The Success Criteria for this exercise was established last year. I am going to post the image and I will also model a response, over the weekend, for the students to see.
As we move into a unit of writing that will be graded, I will be emphasizing the importance of following the guidelines established in class. We will begin with the smallest unit of writing -- sentences -- and build from there. Like the unit we are working on in Math, I believe that starting from the basics and building from there is key to building a sense of competence and confidence.
I will use several YouTube videos to assist and supplement our look at sentences. There are a lot of learning opportunities on YouTube in a wide range of subject areas and I try to select the videos that are informative, but not too overwhelming. Here is a basic one on the four basic sentences:
The next stage of sentence writing will look at the three main sentence types: Simple, Compound, and Complex. Once again, here is a video. The purpose, of course, of learning these types of sentences is to have the skills to write a full paragraph with a variety of sentence types:
When we are dealing with Compound Sentences, a helpful acronym to remember is this one:

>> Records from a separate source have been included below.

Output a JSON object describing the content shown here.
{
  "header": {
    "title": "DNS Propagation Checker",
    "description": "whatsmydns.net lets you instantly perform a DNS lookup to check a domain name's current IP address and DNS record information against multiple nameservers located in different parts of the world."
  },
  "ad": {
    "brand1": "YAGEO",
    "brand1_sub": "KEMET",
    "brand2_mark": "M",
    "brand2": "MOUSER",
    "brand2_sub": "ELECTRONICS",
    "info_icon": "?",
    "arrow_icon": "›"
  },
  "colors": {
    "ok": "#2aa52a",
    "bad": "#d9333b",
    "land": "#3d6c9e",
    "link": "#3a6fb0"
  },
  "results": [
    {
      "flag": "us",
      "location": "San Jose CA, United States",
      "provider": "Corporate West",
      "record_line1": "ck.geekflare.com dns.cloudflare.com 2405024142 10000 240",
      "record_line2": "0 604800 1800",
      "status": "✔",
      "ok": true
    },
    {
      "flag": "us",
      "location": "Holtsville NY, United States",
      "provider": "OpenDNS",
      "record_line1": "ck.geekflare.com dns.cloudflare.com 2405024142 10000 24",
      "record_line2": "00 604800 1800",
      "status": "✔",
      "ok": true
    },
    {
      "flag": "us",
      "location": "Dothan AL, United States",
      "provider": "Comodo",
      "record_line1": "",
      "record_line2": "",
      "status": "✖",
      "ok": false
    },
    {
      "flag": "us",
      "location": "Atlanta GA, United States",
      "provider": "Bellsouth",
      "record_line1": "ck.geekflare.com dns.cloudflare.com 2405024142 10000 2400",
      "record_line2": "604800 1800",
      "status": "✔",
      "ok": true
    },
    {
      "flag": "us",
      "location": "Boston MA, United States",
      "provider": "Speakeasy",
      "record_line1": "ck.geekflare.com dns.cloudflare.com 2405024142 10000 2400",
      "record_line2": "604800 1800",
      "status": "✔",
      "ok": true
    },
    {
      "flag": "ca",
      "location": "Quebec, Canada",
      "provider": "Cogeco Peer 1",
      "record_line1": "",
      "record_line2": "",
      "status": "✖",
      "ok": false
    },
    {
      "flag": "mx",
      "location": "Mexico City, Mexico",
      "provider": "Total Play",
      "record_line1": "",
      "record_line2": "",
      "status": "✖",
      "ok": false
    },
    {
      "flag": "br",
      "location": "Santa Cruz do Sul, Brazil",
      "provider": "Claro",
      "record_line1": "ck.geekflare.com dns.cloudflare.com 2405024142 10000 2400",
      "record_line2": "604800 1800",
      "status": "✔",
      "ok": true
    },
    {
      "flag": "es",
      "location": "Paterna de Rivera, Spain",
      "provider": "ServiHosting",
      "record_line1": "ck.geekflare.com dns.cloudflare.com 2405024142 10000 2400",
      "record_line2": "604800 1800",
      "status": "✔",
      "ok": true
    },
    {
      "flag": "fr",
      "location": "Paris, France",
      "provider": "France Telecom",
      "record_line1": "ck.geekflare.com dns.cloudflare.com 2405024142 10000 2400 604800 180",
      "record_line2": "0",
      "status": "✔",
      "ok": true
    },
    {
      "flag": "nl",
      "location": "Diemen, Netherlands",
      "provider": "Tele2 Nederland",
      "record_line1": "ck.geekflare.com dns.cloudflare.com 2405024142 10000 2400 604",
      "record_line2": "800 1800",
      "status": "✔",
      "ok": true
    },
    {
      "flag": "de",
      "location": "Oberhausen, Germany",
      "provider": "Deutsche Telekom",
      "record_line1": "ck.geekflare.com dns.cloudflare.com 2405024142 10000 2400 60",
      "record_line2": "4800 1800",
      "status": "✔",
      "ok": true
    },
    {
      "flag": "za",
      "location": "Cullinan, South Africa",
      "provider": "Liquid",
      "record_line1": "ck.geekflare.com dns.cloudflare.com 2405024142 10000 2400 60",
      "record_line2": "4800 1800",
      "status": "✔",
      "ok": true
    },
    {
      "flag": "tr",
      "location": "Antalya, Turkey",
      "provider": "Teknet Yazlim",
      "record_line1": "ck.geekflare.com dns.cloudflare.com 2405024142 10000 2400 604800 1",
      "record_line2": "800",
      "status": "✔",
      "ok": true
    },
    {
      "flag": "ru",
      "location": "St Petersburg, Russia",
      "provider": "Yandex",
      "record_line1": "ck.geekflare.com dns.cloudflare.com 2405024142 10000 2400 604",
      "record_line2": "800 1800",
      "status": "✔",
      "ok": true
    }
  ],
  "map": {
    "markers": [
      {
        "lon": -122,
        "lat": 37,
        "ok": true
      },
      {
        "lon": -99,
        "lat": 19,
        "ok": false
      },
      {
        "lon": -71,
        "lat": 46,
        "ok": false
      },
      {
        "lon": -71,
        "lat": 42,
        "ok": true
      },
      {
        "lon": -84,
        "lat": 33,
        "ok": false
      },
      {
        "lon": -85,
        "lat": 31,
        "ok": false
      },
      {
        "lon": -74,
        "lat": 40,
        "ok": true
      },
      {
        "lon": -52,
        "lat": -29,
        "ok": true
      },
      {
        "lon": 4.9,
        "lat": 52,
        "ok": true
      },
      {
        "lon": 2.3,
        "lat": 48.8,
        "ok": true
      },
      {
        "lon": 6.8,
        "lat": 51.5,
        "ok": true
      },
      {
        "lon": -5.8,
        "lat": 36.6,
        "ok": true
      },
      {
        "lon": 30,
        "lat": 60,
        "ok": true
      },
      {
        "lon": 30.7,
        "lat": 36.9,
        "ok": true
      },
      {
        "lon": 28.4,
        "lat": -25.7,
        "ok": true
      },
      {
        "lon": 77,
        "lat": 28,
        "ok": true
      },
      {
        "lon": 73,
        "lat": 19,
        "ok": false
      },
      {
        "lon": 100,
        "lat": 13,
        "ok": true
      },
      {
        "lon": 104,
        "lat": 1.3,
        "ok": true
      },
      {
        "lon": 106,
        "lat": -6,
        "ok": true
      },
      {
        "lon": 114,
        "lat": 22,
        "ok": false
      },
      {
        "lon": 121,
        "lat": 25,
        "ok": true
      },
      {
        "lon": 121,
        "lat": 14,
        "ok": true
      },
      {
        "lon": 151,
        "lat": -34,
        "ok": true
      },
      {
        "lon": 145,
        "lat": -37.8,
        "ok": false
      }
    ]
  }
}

The Math we will be doing will also be shifting. It will remain on the topic of fractions, but will require the students to become more competent in understanding their multiplication tables (I may have mentioned this already). Before we get there, we will do a review of the different ways of adding and subtracting fractions we have learned about before a test. As for now, the method we will be looking at today is summarized on this page:
Here are a series of humourous video clips from the 1990s Math TV show called Square One Math. I will use this as a sort of refresher for jumping back into Mathematics instruction.
I will keep this image in my pocket for some future lesson.
For the Grade 7s, the lesson ended with piecing together some of our knowledge and completing some questions on the Promethean Board.
A student, who I will not identify (heh, heh) demonstrated how to solve a similar Math question on the side chalkboard. This student proclaims to not like Math, but I actually think they are developing a talent for it:
On a completely different note, there are two bits of information of interest to both groups and one for the Grade 8s.
|Sub lunch on October 23. Forms due on October 10.|
1. Page 12 Math sheet. Do your calculations on the sheet
2. 3 types of sentences in your Language notebook (Simple, Compound, Complex).
Hints: Here is a photo of a poster I have up on the wall. Also, use the sheet I handed out with the three types of sentences.
Enjoy your weekend.